Get basic nutrition right

Historically the herd had experienced slow calvings from subclinical milk fever so we needed to see how well the forage was providing for them. We blood sampled a selection of dry cows for a metabolic profile and tested the quality of the forage. Extra magnesium and protein was required which was provided as a dry cow nut. Subsequently, the cows calved without a hitch and had plenty of good-quality colostrum.

At turnout we tested the grass for free using industry funding. It revealed surprisingly high mineral levels but also high molybdenum which was binding copper. The calves had loose faeces and light hair around their eyessigns of copper deficiency so were injected with a supplement and the cows received a bolus. Soil sampling is next on the to do list for the SFI. Like many, despite carefully strip grazing, the grass stopped growing in early June and we have been eating into our winter silage

Safe handling equipment

Both the farm and our day jobs rely on us being injury free and we often work alone with the cattle so safe handling facilities were a priority. Our calving gates were a game changer. With some food to tempt the cow in and a long side gate, we could efficiently secure a cow by ourselves. They have been particularly useful for PDing, vaccinating, checking udders, applying iodine to calf navels with the cow safely restrained and disbudding.


We took the Goldilocks approach to feeding indoors. Too little-the cows don’t get the right nutrients. Too much waste money and risk running out of feed before the next delivery. So a £5 battery-powered holiday luggage scale was used to weigh every bucket of pellets

Similarly, for the first time, every calf was weighed at birth to kick start our growth rate records. A blue barrel was cut in half to make a cradle and two straps connected it to a small crane scale on the front to the tractor loader. A weigh tape has been used for subsequent measurements.

CCTV camera

We purchased a FarmStream CCTV camera which sent live footage of the calving sheds to an app on our phones. These have become much more affordable recently and have many farming-friendly functions. We can’t be with the cows all day and they were housed away from home so being able to check them remotely was both piece of mind and a sleep saver! We could see when one was calving and also when a couple of cheeky old girls decided to escape!

Not where they are meant to be!

Education – learn and pass it on

Being brought up farming only serves as a launch pad, there is so much more to learn and farming is always changing.
My most useful free Winter webinar was a really practical talk delivered by the SRUC on suckler cow nutrition. Remember, libraries aren’t dead – there’s lots of helpful books on agricultural business planning for those looking to tender for an FBT. In-person discussion groups are back in full swing and I really enjoyed my first Women In Dairy meeting last month listening to our own Claire Whittle discussing how ecology and farming go hand in hand.
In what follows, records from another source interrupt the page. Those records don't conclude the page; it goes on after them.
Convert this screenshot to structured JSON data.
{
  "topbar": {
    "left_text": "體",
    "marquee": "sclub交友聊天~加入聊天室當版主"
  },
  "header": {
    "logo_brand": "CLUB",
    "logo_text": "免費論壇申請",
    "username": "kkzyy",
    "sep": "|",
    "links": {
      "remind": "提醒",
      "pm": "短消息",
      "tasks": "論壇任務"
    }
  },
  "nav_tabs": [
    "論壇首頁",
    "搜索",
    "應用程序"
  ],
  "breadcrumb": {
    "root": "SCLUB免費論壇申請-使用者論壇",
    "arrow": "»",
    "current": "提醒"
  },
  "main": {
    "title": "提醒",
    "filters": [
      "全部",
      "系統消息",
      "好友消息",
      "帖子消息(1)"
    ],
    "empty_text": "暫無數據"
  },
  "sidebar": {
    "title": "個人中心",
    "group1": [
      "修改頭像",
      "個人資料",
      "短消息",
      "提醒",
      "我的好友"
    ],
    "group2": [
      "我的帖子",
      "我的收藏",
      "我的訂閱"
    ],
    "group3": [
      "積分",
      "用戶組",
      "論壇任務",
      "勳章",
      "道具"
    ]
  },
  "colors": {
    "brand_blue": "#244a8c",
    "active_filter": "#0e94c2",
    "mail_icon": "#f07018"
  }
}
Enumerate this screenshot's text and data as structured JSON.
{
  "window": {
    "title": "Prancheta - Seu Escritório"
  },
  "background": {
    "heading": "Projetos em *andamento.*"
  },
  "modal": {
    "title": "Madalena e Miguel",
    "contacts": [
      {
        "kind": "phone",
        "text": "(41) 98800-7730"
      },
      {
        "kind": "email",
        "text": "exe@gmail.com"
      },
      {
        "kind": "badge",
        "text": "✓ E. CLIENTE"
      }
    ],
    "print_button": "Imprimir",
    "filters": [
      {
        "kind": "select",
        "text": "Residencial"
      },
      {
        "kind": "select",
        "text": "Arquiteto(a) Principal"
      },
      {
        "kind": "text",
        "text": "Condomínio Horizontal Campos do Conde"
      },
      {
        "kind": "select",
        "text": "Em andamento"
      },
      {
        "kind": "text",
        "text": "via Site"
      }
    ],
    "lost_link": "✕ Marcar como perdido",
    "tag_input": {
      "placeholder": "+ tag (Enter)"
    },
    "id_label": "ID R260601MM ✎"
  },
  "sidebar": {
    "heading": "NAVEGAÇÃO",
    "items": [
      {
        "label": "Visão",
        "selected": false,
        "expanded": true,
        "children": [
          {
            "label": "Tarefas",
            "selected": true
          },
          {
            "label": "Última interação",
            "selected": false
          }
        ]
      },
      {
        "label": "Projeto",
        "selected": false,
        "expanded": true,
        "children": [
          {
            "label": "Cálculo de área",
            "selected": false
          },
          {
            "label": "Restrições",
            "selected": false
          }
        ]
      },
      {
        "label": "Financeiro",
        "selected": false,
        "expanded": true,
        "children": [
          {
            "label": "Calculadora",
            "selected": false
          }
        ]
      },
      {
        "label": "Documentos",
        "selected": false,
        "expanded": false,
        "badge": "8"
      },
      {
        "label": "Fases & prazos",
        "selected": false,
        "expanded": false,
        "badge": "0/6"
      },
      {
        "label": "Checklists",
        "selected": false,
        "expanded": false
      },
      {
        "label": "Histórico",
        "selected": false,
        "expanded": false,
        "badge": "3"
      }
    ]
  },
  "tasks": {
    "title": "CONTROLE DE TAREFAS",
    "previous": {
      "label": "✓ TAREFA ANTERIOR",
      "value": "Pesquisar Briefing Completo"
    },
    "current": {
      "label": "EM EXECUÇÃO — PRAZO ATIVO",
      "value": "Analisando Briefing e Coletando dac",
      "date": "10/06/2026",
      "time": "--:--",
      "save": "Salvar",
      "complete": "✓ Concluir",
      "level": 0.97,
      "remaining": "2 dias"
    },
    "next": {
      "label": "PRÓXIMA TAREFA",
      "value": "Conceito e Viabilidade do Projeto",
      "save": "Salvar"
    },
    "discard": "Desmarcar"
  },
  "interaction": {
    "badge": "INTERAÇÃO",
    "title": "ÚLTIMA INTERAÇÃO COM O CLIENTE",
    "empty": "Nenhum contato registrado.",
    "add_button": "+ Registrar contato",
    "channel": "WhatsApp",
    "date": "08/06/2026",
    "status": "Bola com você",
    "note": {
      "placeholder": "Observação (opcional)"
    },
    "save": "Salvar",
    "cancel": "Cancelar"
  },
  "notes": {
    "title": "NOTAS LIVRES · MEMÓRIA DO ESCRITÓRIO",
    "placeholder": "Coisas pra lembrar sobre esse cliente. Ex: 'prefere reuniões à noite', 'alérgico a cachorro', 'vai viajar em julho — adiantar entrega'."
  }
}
I am a member of the Future Farmers of Yorkshire group and hope to pass on what I have learnt over the past 2 years to other young farmers through their new training course on preparing to tender for an FBT. The next big job is PDing the cows to see how well they have held to AI and embryos before putting out the Limousin sweeper bull. Fingers crossed!